Old Testament Pseudepigrapha Blog: a weblog created for DI4716, a course on the Old Testament Pseudepigrapha at the Divinity School of the University of St Andrews. By Jim Davila and Grant Macaskill.
This blog (or weblog) is ancillary to a one-semester undergraduate course (DI4716) that we are teaching in 2007 at the University of St. Andrews in Scotland. Our names are Dr. Jim Davila, Reader in Early Jewish Studies and Dr. Grant Macaskill, British Academy Postdoctoral Fellow. This course (or “module,” as they say in the British system) explores the Old Testament Pseudepigrapha, a loose collection of ancient quasi-Biblical writings fictionally attributed to biblical characters or set in the Old Testament period but rejected from the mainstream scriptural canons of both Judaism and Christianity.

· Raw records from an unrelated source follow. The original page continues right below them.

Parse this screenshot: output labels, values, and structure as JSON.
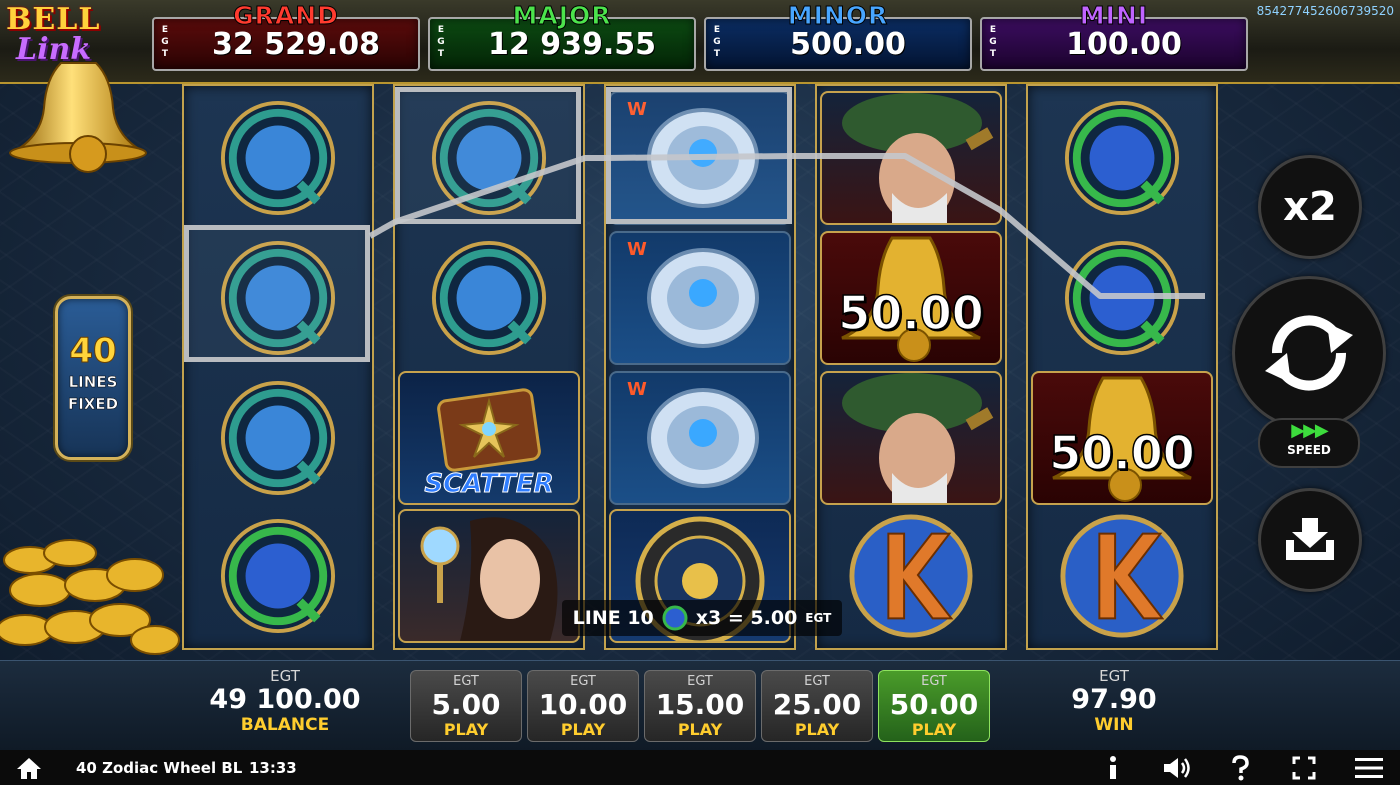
{
  "session_id": "854277452606739520",
  "jackpots": [
    {
      "name": "GRAND",
      "label": "E G T",
      "value": "32 529.08"
    },
    {
      "name": "MAJOR",
      "label": "E G T",
      "value": "12 939.55"
    },
    {
      "name": "MINOR",
      "label": "E G T",
      "value": "500.00"
    },
    {
      "name": "MINI",
      "label": "E G T",
      "value": "100.00"
    }
  ],
  "logo": {
    "top": "BELL",
    "bottom": "Link"
  },
  "lines_badge": {
    "count": "40",
    "line1": "LINES",
    "line2": "FIXED"
  },
  "symbols": {
    "bell_value_1": "50.00",
    "bell_value_2": "50.00",
    "scatter_label": "SCATTER"
  },
  "payline_info": {
    "line": "LINE 10",
    "multiplier": "x3 = 5.00",
    "currency": "EGT"
  },
  "controls": {
    "x2_label": "x2",
    "speed_label": "SPEED",
    "speed_arrows": "▶▶▶"
  },
  "balance": {
    "currency": "EGT",
    "value": "49 100.00",
    "caption": "BALANCE"
  },
  "win": {
    "currency": "EGT",
    "value": "97.90",
    "caption": "WIN"
  },
  "bets": [
    {
      "currency": "EGT",
      "value": "5.00",
      "caption": "PLAY",
      "active": false
    },
    {
      "currency": "EGT",
      "value": "10.00",
      "caption": "PLAY",
      "active": false
    },
    {
      "currency": "EGT",
      "value": "15.00",
      "caption": "PLAY",
      "active": false
    },
    {
      "currency": "EGT",
      "value": "25.00",
      "caption": "PLAY",
      "active": false
    },
    {
      "currency": "EGT",
      "value": "50.00",
      "caption": "PLAY",
      "active": true
    }
  ],
  "system_bar": {
    "game_name": "40 Zodiac Wheel BL",
    "time": "13:33",
    "icons": [
      "home-icon",
      "info-icon",
      "sound-icon",
      "help-icon",
      "fullscreen-icon",
      "menu-icon"
    ]
  },
  "colors": {
    "grand": "#ff3b2f",
    "major": "#4ce34c",
    "minor": "#48a6ff",
    "mini": "#c064ff",
    "accent_gold": "#ffcd2e",
    "active_bet": "#4a9c2a"
  }
}
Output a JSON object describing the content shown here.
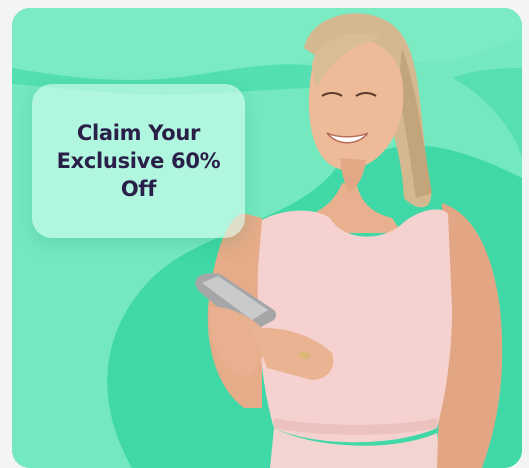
{
  "promo": {
    "headline": "Claim Your Exclusive 60% Off"
  },
  "colors": {
    "background": "#74e8bf",
    "blob": "#3fd8a6",
    "promo_box": "#d6fff0",
    "headline_text": "#2a1f48"
  },
  "icons": {
    "photo": "woman-smiling-with-smartphone-photo"
  }
}
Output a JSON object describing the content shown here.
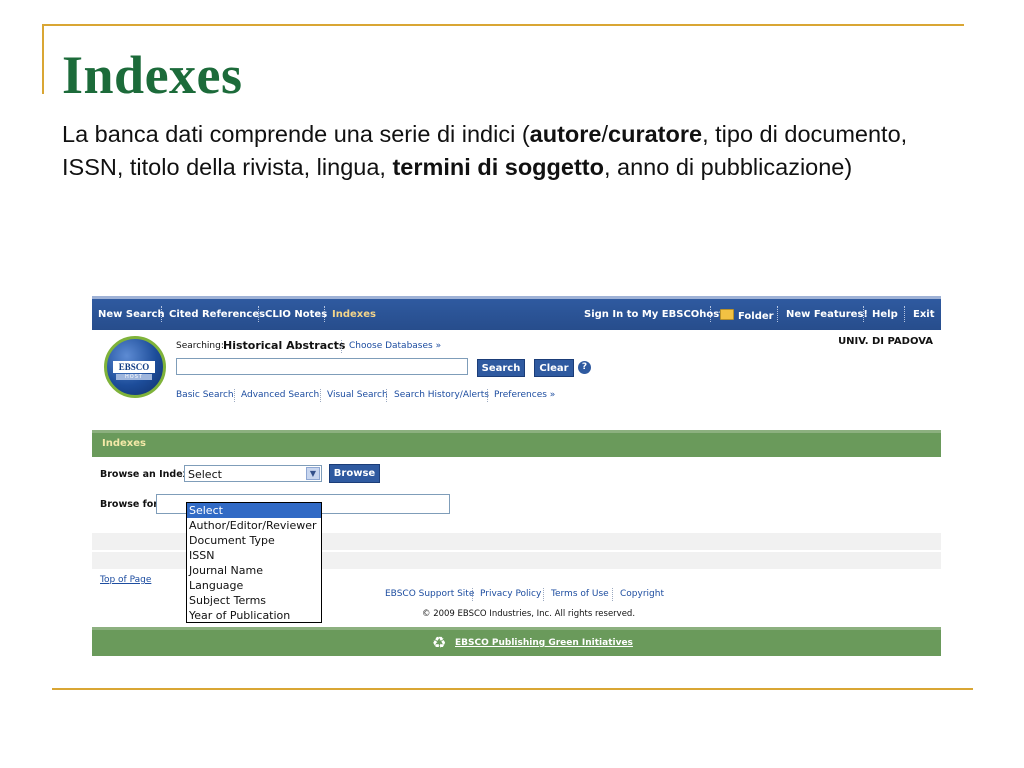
{
  "slide": {
    "title": "Indexes",
    "body": {
      "t1": "La banca dati comprende una serie di indici (",
      "b1": "autore",
      "t2": "/",
      "b2": "curatore",
      "t3": ", tipo di documento, ISSN, titolo della rivista, lingua, ",
      "b3": "termini di soggetto",
      "t4": ", anno di pubblicazione)"
    }
  },
  "app": {
    "topnav": {
      "new_search": "New Search",
      "cited_references": "Cited References",
      "clio_notes": "CLIO Notes",
      "indexes": "Indexes",
      "sign_in": "Sign In to My EBSCOhost",
      "folder": "Folder",
      "new_features": "New Features!",
      "help": "Help",
      "exit": "Exit"
    },
    "logo": {
      "text": "EBSCO",
      "sub": "HOST"
    },
    "institution": "UNIV. DI PADOVA",
    "search": {
      "searching_label": "Searching:",
      "database": "Historical Abstracts",
      "choose_databases": "Choose Databases »",
      "query": "",
      "search_button": "Search",
      "clear_button": "Clear",
      "help_glyph": "?"
    },
    "subnav": {
      "basic": "Basic Search",
      "advanced": "Advanced Search",
      "visual": "Visual Search",
      "history": "Search History/Alerts",
      "preferences": "Preferences »"
    },
    "indexes_panel": {
      "header": "Indexes",
      "browse_index_label": "Browse an Index:",
      "selected_index": "Select",
      "browse_button": "Browse",
      "browse_for_label": "Browse for:",
      "browse_for_value": "",
      "options": [
        "Select",
        "Author/Editor/Reviewer",
        "Document Type",
        "ISSN",
        "Journal Name",
        "Language",
        "Subject Terms",
        "Year of Publication"
      ],
      "highlighted_option": "Select"
    },
    "footer": {
      "top_of_page": "Top of Page",
      "support": "EBSCO Support Site",
      "privacy": "Privacy Policy",
      "terms": "Terms of Use",
      "copyright": "Copyright",
      "copyright_notice": "© 2009 EBSCO Industries, Inc. All rights reserved.",
      "green": "EBSCO Publishing Green Initiatives"
    },
    "colors": {
      "nav_blue": "#2f5aa0",
      "panel_green": "#6a9a5b",
      "title_green": "#1c6b3a",
      "accent_gold": "#d9a634"
    }
  }
}
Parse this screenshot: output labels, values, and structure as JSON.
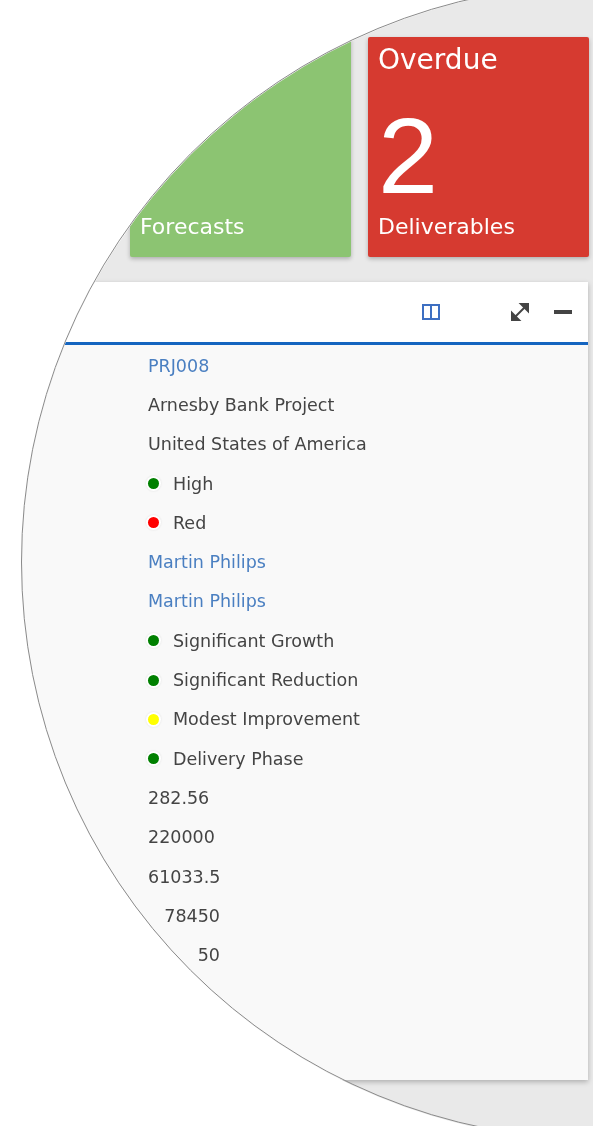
{
  "tiles": [
    {
      "label": "Forecasts",
      "color": "#8cc472"
    },
    {
      "title": "Overdue",
      "count": "2",
      "label": "Deliverables",
      "color": "#d63a30"
    }
  ],
  "panel": {
    "rows": [
      {
        "kind": "link",
        "text": "PRJ008"
      },
      {
        "kind": "text",
        "text": "Arnesby Bank Project"
      },
      {
        "kind": "text",
        "text": "United States of America"
      },
      {
        "kind": "status",
        "text": "High",
        "color": "#008000"
      },
      {
        "kind": "status",
        "text": "Red",
        "color": "#ff0000"
      },
      {
        "kind": "link",
        "text": "Martin Philips"
      },
      {
        "kind": "link",
        "text": "Martin Philips"
      },
      {
        "kind": "status",
        "text": "Significant Growth",
        "color": "#008000"
      },
      {
        "kind": "status",
        "text": "Significant Reduction",
        "color": "#008000"
      },
      {
        "kind": "status",
        "text": "Modest Improvement",
        "color": "#ffff00"
      },
      {
        "kind": "status",
        "text": "Delivery Phase",
        "color": "#008000"
      },
      {
        "kind": "text",
        "text": "282.56"
      },
      {
        "kind": "text",
        "text": "220000"
      },
      {
        "kind": "text",
        "text": "61033.5"
      },
      {
        "kind": "cut",
        "text": "78450"
      },
      {
        "kind": "cut",
        "text": "50"
      }
    ]
  }
}
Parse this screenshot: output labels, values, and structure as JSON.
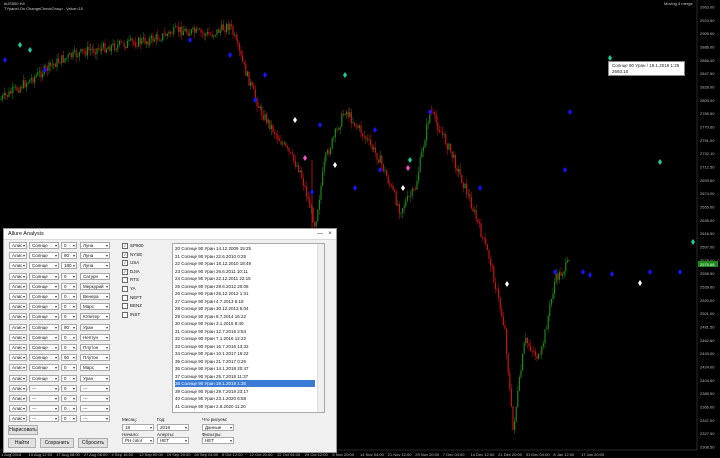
{
  "chart_header": {
    "symbol": "#US500,H4",
    "indicator": "TYpanel,On ChangeCheckGroup - Value=15",
    "mode": "Moving 4 merge"
  },
  "tooltip": {
    "line1": "Солнце 90 Уран / 19.1.2019 1:25",
    "line2": "2693.10"
  },
  "price_axis": [
    "2963.00",
    "2923.50",
    "2905.00",
    "2886.00",
    "2866.40",
    "2847.50",
    "2828.00",
    "2809.00",
    "2789.50",
    "2770.60",
    "2751.00",
    "2732.10",
    "2712.50",
    "2693.50",
    "2674.00",
    "2655.00",
    "2635.00",
    "2616.50",
    "2597.00",
    "2578.00",
    "2558.50",
    "2539.60",
    "2520.00",
    "2501.00",
    "2481.50",
    "2462.60",
    "2443.00",
    "2424.00",
    "2404.60",
    "2385.50",
    "2366.00",
    "2347.00",
    "2327.50",
    "2308.50"
  ],
  "current_price": "2575.68",
  "time_axis": [
    "1 Aug 2018",
    "10 Aug 12:00",
    "17 Aug 08:00",
    "27 Aug 08:00",
    "4 Sep 16:00",
    "12 Sep 00:00",
    "19 Sep 20:00",
    "28 Sep 04:00",
    "5 Oct 12:00",
    "12 Oct 20:00",
    "22 Oct 04:00",
    "29 Oct 12:00",
    "5 Nov 20:00",
    "14 Nov 04:00",
    "21 Nov 12:00",
    "29 Nov 20:00",
    "7 Dec 04:00",
    "14 Dec 12:00",
    "21 Dec 20:00",
    "31 Dec 04:00",
    "8 Jan 12:00",
    "17 Jan 20:00"
  ],
  "colors": {
    "bull": "#1a8a1a",
    "bear": "#c81414",
    "marker_blue": "#1414ff",
    "marker_green": "#14d2a0",
    "marker_white": "#ffffff",
    "marker_pink": "#ff50c8",
    "selection": "#3a7bd5"
  },
  "dialog": {
    "title": "Allure Analysis",
    "minimize": "—",
    "close": "×",
    "rows": [
      {
        "a": "Алис",
        "p": "Солнце",
        "ang": "0",
        "t": "Луна"
      },
      {
        "a": "Алис",
        "p": "Солнце",
        "ang": "90",
        "t": "Луна"
      },
      {
        "a": "Алис",
        "p": "Солнце",
        "ang": "180",
        "t": "Луна"
      },
      {
        "a": "Алис",
        "p": "Солнце",
        "ang": "0",
        "t": "Сатурн"
      },
      {
        "a": "Алис",
        "p": "Солнце",
        "ang": "0",
        "t": "Меркурий"
      },
      {
        "a": "Алис",
        "p": "Солнце",
        "ang": "0",
        "t": "Венера"
      },
      {
        "a": "Алис",
        "p": "Солнце",
        "ang": "0",
        "t": "Марс"
      },
      {
        "a": "Алис",
        "p": "Солнце",
        "ang": "0",
        "t": "Юпитер"
      },
      {
        "a": "Алис",
        "p": "Солнце",
        "ang": "90",
        "t": "Уран"
      },
      {
        "a": "Алис",
        "p": "Солнце",
        "ang": "0",
        "t": "Нептун"
      },
      {
        "a": "Алис",
        "p": "Солнце",
        "ang": "0",
        "t": "Плутон"
      },
      {
        "a": "Алис",
        "p": "Солнце",
        "ang": "90",
        "t": "Плутон"
      },
      {
        "a": "Алис",
        "p": "Солнце",
        "ang": "0",
        "t": "Марс"
      },
      {
        "a": "Алис",
        "p": "Солнце",
        "ang": "0",
        "t": "Уран"
      },
      {
        "a": "Алис",
        "p": "---",
        "ang": "0",
        "t": "---"
      },
      {
        "a": "Алис",
        "p": "---",
        "ang": "0",
        "t": "---"
      },
      {
        "a": "Алис",
        "p": "---",
        "ang": "0",
        "t": "---"
      },
      {
        "a": "Алис",
        "p": "---",
        "ang": "0",
        "t": "---"
      }
    ],
    "indices": [
      {
        "label": "SP500",
        "checked": true
      },
      {
        "label": "NYSE",
        "checked": true
      },
      {
        "label": "USA",
        "checked": true
      },
      {
        "label": "DJIA",
        "checked": true
      },
      {
        "label": "RTS",
        "checked": false
      },
      {
        "label": "YA",
        "checked": false
      },
      {
        "label": "NEFT",
        "checked": false
      },
      {
        "label": "BENZ",
        "checked": false
      },
      {
        "label": "INST",
        "checked": false
      }
    ],
    "list": [
      "20 Солнце 90 Уран 14.12.2009 15:25",
      "21 Солнце 90 Уран 22.6.2010 0:25",
      "22 Солнце 90 Уран 18.12.2010 18:49",
      "23 Солнце 90 Уран 26.6.2011 10:11",
      "24 Солнце 90 Уран 22.12.2011 22:15",
      "25 Солнце 90 Уран 29.6.2012 20:06",
      "26 Солнце 90 Уран 26.12.2012 1:31",
      "27 Солнце 90 Уран 4.7.2013 6:18",
      "28 Солнце 90 Уран 30.12.2013 5:04",
      "29 Солнце 90 Уран 8.7.2014 16:22",
      "30 Солнце 90 Уран 3.1.2015 8:40",
      "31 Солнце 90 Уран 12.7.2015 2:54",
      "32 Солнце 90 Уран 7.1.2016 12:22",
      "33 Солнце 90 Уран 16.7.2016 13:32",
      "34 Солнце 90 Уран 10.1.2017 16:22",
      "35 Солнце 90 Уран 21.7.2017 0:26",
      "36 Солнце 90 Уран 14.1.2018 20:47",
      "37 Солнце 90 Уран 25.7.2018 11:37",
      "38 Солнце 90 Уран 19.1.2019 1:35",
      "39 Солнце 90 Уран 29.7.2019 23:17",
      "40 Солнце 90 Уран 23.1.2020 6:58",
      "41 Солнце 90 Уран 2.8.2020 11:20"
    ],
    "selected_index": 18,
    "month_label": "Месяц:",
    "month_value": "18",
    "year_label": "Год:",
    "year_value": "2018",
    "draw_label": "Что рисуем:",
    "draw_value": "Данные",
    "start_label": "Начало:",
    "start_value": "PH color",
    "alerts_label": "Алерты:",
    "alerts_value": "НЕТ",
    "filters_label": "Фильтры:",
    "filters_value": "НЕТ",
    "btn_draw": "Нарисовать",
    "btn_find": "Найти",
    "btn_save": "Сохранить",
    "btn_reset": "Сбросить"
  }
}
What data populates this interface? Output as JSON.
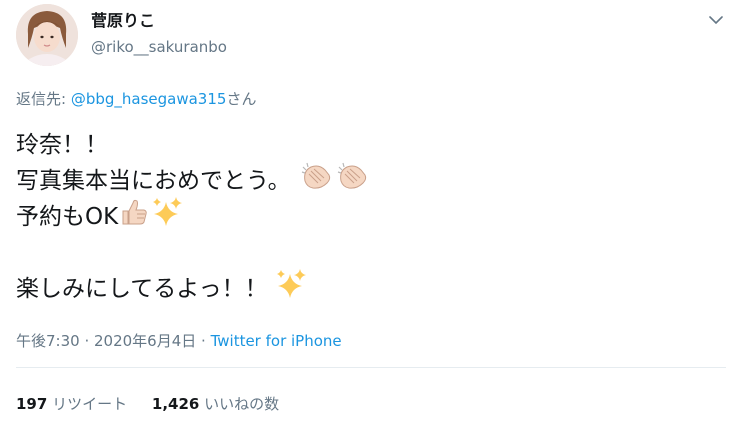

We shall study the orthodox and heretical interests and concerns of these documents; the reasons for their exclusion from the major canons; the problem of sorting out who wrote and edited them, when, and why; and the influence of these works after antiquity. The focus this year will be on texts preserved in exotic ancient church languages including Coptic, Ethiopic, Latin, Slavonic, and Syriac, but all texts will be read in English translation and no knowledge of any ancient languages is required or assumed (…) The blog opens on 9 February 2007 and will close sometime in May.